Generally speaking, faster is better when it comes to photography. Faster autofocus, faster frames per second, and faster shooting with no buffer hold ups are good. But remember, sometimes it is good to be slow in photography….like when creating a stunning landscape composition. Take your time, study the scene, and create a great image.
When is comes to speed, flash cards really make or break your day. If you shoot any kind of action like wildlife, sports or even fast moving storms across the landscape, you might be shooting a lot of frames in a short amount of time. And if you have a high resolution camera, and a slow flash card, you might fill up your buffer and have to wait until it clears before you can take another photograph. Nothing is worse than missing a shot while you wait on your buffer to clear. And it only gets worse when you get back to your hotel. Everyone is headed to the lounge to share their amazing photos from the day, but you are still waiting for your images to download. Ugg! I tend to be pretty high energy, especially after a cup of coffee, and nothing drives me more crazy than waiting on my images to download so I can take a look at them.
Thankfully there is a way to never fill your buffer, or wait on long downloads…it is the new CF Express flash cards. This format of card has been used in Nikon cameras for awhile as XQD. Now most camera companies are adopting this format, largely in part to the incredible performance and acceptance of CF Express. File sizes just keep getting bigger and bigger, so camera companies have to use a card that can write and transfer these huge files quickly, especially high res video production.
Just how fast are these cards? Top SD flash cards read at 300MB/s and write at 260MB/s. I use Sandisk Extreme Pro UHS-II cards in my 45MB D850, and these cards perform excellent. Only rarely do I run into buffer stalls…and this mainly when shooting wildlife at 9FPS using the extra battery grip. XQD cards are next up in speed, being slightly faster as SD cards. When I started shooting the Nikon Z cameras, I tried out XQD cards. These cards write at 400MB/s and read at 440MB/s. My D850 will take this style of card as well, and I definitely notice the faster speeds both in the camera and when downloading. And one thing I really liked about the style of the XQD cards was their ruggedness. These Type B (XQD and CF Express) cards are super reliable and durable, and I have never had a card fail.
But then CF Express landed, and it was like the sound barrier had just exploded in my office. These cards write at 1200 MB/s, and read at 1700 MB/s! Are you kidding me? That is three times as fast as XQD, which was already very fast.
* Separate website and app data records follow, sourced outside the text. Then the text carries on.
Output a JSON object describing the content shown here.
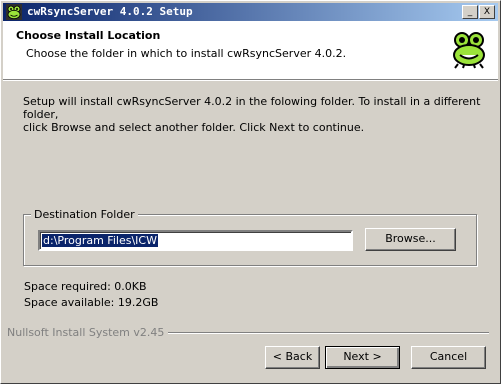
{
  "window": {
    "title": "cwRsyncServer 4.0.2 Setup",
    "minimize_glyph": "_",
    "close_glyph": "X",
    "icon": "frog-app-icon"
  },
  "header": {
    "title": "Choose Install Location",
    "subtitle": "Choose the folder in which to install cwRsyncServer 4.0.2.",
    "logo_icon": "frog-logo-icon"
  },
  "description": {
    "line1": "Setup will install cwRsyncServer 4.0.2 in the folowing folder. To install in a different folder,",
    "line2": "click Browse and select another folder. Click Next to continue."
  },
  "destination": {
    "group_label": "Destination Folder",
    "path": "d:\\Program Files\\ICW",
    "browse_label": "Browse..."
  },
  "space": {
    "required": "Space required: 0.0KB",
    "available": "Space available: 19.2GB"
  },
  "footer": {
    "branding": "Nullsoft Install System v2.45",
    "back_label": "< Back",
    "next_label": "Next >",
    "cancel_label": "Cancel"
  },
  "colors": {
    "titlebar_start": "#0a246a",
    "titlebar_end": "#a6caf0",
    "face": "#d4d0c8",
    "logo_green": "#9be33a"
  }
}
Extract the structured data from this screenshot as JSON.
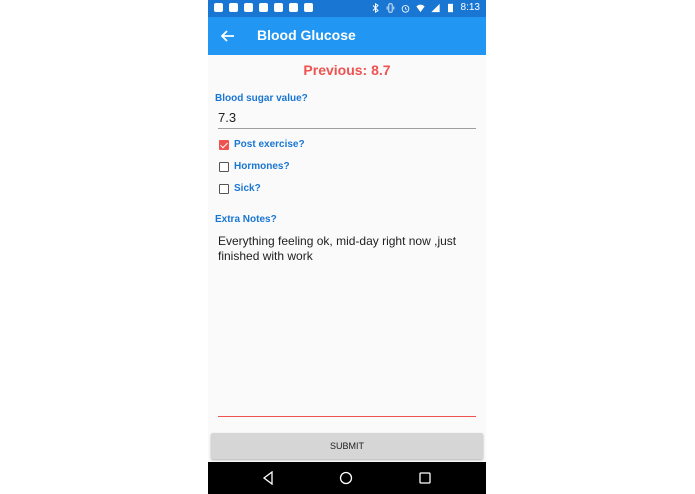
{
  "status_bar": {
    "time": "8:13",
    "notification_icons": [
      "snapchat-icon",
      "gamepad-icon",
      "emoji-icon",
      "gmail-icon",
      "upload-icon",
      "image-icon",
      "phone-outline-icon"
    ],
    "system_icons": [
      "bluetooth-icon",
      "vibrate-icon",
      "alarm-icon",
      "wifi-icon",
      "signal-icon",
      "battery-icon"
    ]
  },
  "app_bar": {
    "title": "Blood Glucose",
    "back_icon": "arrow-left-icon",
    "color": "#2196f3"
  },
  "form": {
    "previous": "Previous: 8.7",
    "blood_sugar_label": "Blood sugar value?",
    "blood_sugar_value": "7.3",
    "checkboxes": [
      {
        "label": "Post exercise?",
        "checked": true
      },
      {
        "label": "Hormones?",
        "checked": false
      },
      {
        "label": "Sick?",
        "checked": false
      }
    ],
    "notes_label": "Extra Notes?",
    "notes_value": "Everything feeling ok, mid-day right now ,just finished with work",
    "submit_label": "SUBMIT"
  },
  "colors": {
    "accent": "#ef5350",
    "label_blue": "#1976d2"
  }
}
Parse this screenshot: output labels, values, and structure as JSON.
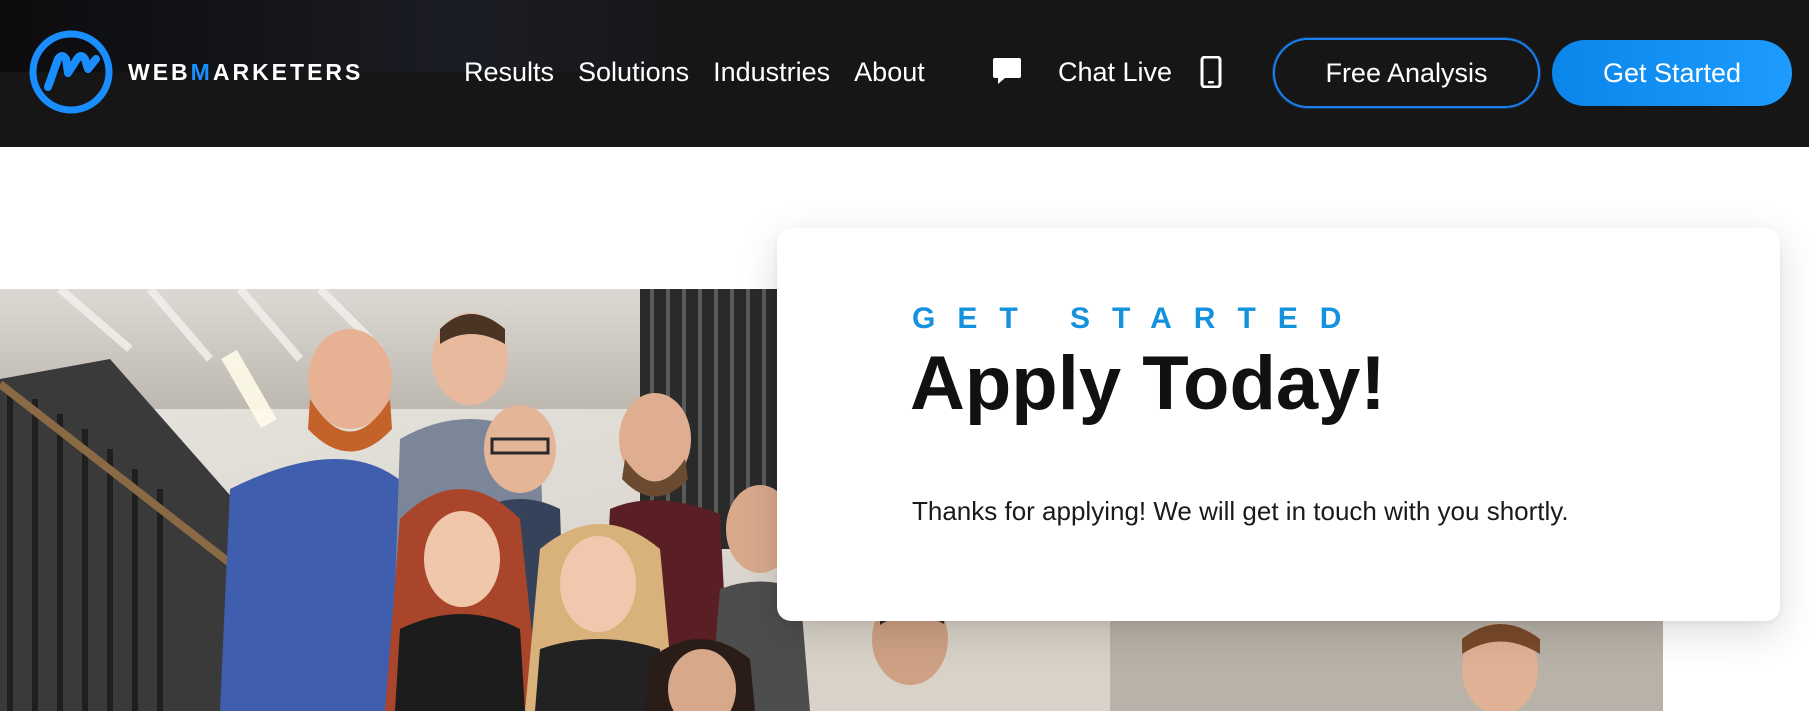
{
  "header": {
    "logo": {
      "text_prefix": "WEB",
      "text_accent": "M",
      "text_suffix": "ARKETERS",
      "icon": "wm-logo-icon"
    },
    "nav": [
      {
        "label": "Results"
      },
      {
        "label": "Solutions"
      },
      {
        "label": "Industries"
      },
      {
        "label": "About"
      }
    ],
    "chat_icon": "chat-bubble-icon",
    "chat_live_label": "Chat Live",
    "phone_icon": "mobile-phone-icon",
    "free_analysis_label": "Free Analysis",
    "get_started_label": "Get Started"
  },
  "card": {
    "eyebrow": "GET STARTED",
    "heading": "Apply Today!",
    "message": "Thanks for applying! We will get in touch with you shortly."
  },
  "colors": {
    "header_bg": "#161616",
    "accent_blue": "#1a8dff",
    "eyebrow_blue": "#1592dd",
    "heading": "#111111"
  },
  "hero_photo": {
    "description_icon": "team-photo"
  }
}
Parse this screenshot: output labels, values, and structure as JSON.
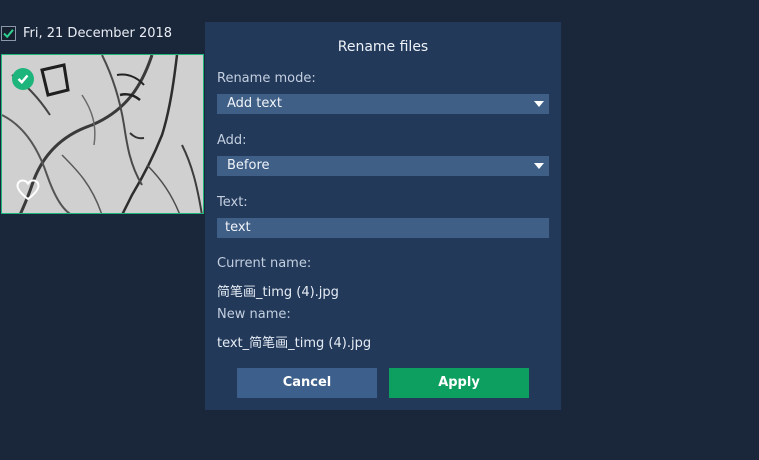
{
  "gallery": {
    "date_label": "Fri, 21 December 2018",
    "date_checked": true,
    "thumbnail": {
      "selected": true,
      "favorite": false
    }
  },
  "dialog": {
    "title": "Rename files",
    "rename_mode": {
      "label": "Rename mode:",
      "value": "Add text"
    },
    "add": {
      "label": "Add:",
      "value": "Before"
    },
    "text": {
      "label": "Text:",
      "value": "text"
    },
    "current_name": {
      "label": "Current name:",
      "value": "简笔画_timg (4).jpg"
    },
    "new_name": {
      "label": "New name:",
      "value": "text_简笔画_timg (4).jpg"
    },
    "buttons": {
      "cancel": "Cancel",
      "apply": "Apply"
    }
  },
  "colors": {
    "background": "#1a263a",
    "dialog": "#22395a",
    "field": "#3f5f87",
    "cancel": "#3d5f8b",
    "apply": "#0d9f5f",
    "selected_accent": "#1db57c"
  }
}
But it gets better. CF Express card readers can use USB-C connections and cables, which is twice as fast as USB 3.0. Plug a CF Express into your USB-C port on your computer, and you will barely get your boots off before your card is downloaded. These cards are a little more expensive; a Sandisk CF Express Extreme Pro 128GB card costs $240, about $50 more than a 128GB SD card. Check your camera to see if it can use a CF Express, this is a new card format being used in newer cameras. If you shoot Nikon, the Z6 and Z7 use the cards, as well as the D6. Using CF Express with the 21MP D6 is almost comical. I can hold the shutter button down at 14 FPS and the camera never stops shooting….I stop at about 30 seconds…if I haven’t gotten the shot in 420 frames I need to quit and sell my gear!
I hope everyone has fun plans for the holiday weekend! I’m headed back up to Rocky Mountain NP…the first snowstorm of the season is predicted, 6 inches of snow, and I want to get a few more new images for our online advanced landscape class. Only two spots left if you are interested; we are covering topics we don’t cover on workshops, techniques and concepts to take your landscape photography to the next level.